Creating a Common Language of Vocation
at Ohio Northern University
Presented by the NetVUE Grant Vocational Study Team
to the University Community
September 14, 2015
Introduction: What is Vocation?
The term “vocation” has taken on two primary meanings within contemporary society. On the one hand, many think of vocation in terms of practical work, as in the sense of “vocational training,” wherein one studies a trade or marketable skill in preparation for employment. “Vocational school” is often seen as an alternative to college, and as good preparation for skilled trades such as plumbing, electrical work, construction, and home health aides. On the other hand, many who hear the word “vocation” automatically assign it a theological meaning. Within some circles, such as the Roman Catholic Church, vocation can have a very specific meaning—that of a call to the religious life, such as serving as a priest, monk, or nun.

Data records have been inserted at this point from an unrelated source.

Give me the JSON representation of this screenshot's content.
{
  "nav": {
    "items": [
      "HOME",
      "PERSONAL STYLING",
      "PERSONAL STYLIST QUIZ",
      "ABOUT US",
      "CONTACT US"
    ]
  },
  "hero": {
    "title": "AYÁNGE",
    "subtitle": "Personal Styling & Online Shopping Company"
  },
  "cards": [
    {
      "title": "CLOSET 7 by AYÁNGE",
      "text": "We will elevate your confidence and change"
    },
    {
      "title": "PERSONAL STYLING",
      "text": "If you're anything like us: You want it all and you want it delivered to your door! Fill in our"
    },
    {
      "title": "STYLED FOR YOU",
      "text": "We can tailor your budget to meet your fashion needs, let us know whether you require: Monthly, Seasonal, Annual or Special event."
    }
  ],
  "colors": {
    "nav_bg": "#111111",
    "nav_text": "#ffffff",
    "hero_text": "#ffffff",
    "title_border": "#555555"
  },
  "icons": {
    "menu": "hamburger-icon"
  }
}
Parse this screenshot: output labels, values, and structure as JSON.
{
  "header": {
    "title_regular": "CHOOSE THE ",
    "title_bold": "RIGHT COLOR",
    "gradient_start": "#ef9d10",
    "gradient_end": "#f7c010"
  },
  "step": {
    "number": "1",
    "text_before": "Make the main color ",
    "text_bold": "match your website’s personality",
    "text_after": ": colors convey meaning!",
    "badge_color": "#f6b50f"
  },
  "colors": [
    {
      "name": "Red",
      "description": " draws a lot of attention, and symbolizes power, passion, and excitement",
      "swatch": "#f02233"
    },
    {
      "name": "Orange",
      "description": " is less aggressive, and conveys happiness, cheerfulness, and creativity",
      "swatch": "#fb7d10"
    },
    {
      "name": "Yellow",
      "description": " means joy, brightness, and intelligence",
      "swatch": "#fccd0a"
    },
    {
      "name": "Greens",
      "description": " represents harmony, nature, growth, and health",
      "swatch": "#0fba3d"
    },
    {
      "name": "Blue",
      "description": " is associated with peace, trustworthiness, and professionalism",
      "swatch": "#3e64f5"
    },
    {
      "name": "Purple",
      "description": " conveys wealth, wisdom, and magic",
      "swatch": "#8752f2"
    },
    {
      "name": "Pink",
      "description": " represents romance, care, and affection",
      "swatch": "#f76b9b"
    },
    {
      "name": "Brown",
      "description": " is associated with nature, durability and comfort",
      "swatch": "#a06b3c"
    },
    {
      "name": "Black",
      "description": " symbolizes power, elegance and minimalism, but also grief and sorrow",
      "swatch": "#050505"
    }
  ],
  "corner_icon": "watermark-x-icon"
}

Within Protestant Christianity, vocation is often seen as having a broader application, in the sense that all people are called by God to specific work in life, regardless of whether or not that work takes place within the Church. In this sense, one’s vocation is holy work, carried out within secular contexts. The concept of vocation as a theological concept has been largely forgotten in 21st century America, as most people associate the term with the former meaning, that of training for skilled work.
“Vocation” comes to the English language via the Latin vocare, meaning “call.” For most Jews, Christians, and Muslims, this call comes primarily from God. For instance, Exodus chapter three tells the story of the call of Moses. God spoke to Moses from within a burning bush, and sent him to bring a message of freedom from slavery to the Hebrews who were enslaved in Egypt. 1 Samuel 3:1-10 recounts the call of the young boy Samuel, who heard the voice of God calling him. The New Testament is filled with examples of persons being called by Jesus.
The meaning of vocation in the context of a modern university education lies somewhere between the two most common interpretations of the term. It is reasonable to conclude that higher education trains one in the necessary skills for a particular profession, but it is equally reasonable to conclude that one of the purposes of the university is to help students discover their “calling,” whether that calling is from the Divine, from within the individual’s own convictions, or from the needs of society. Theologian Frederick Buechner may have put it best when he wrote that vocation is the place “where your deep gladness and the world’s deep hunger meet.” Though speaking from a Christian perspective, Buechner encapsulates the educational mission of most institutions of higher learning, including the mission of Ohio Northern University, which reads, in part, “…to provide a high quality learning environment that prepares students for success in their careers, service to their communities, the nation, and the world, and a lifetime of personal growth inspired by the higher values of truth, beauty, and goodness.”
The rest of the document can be read and downloaded here: Creating a Common Language of Vocation (Final)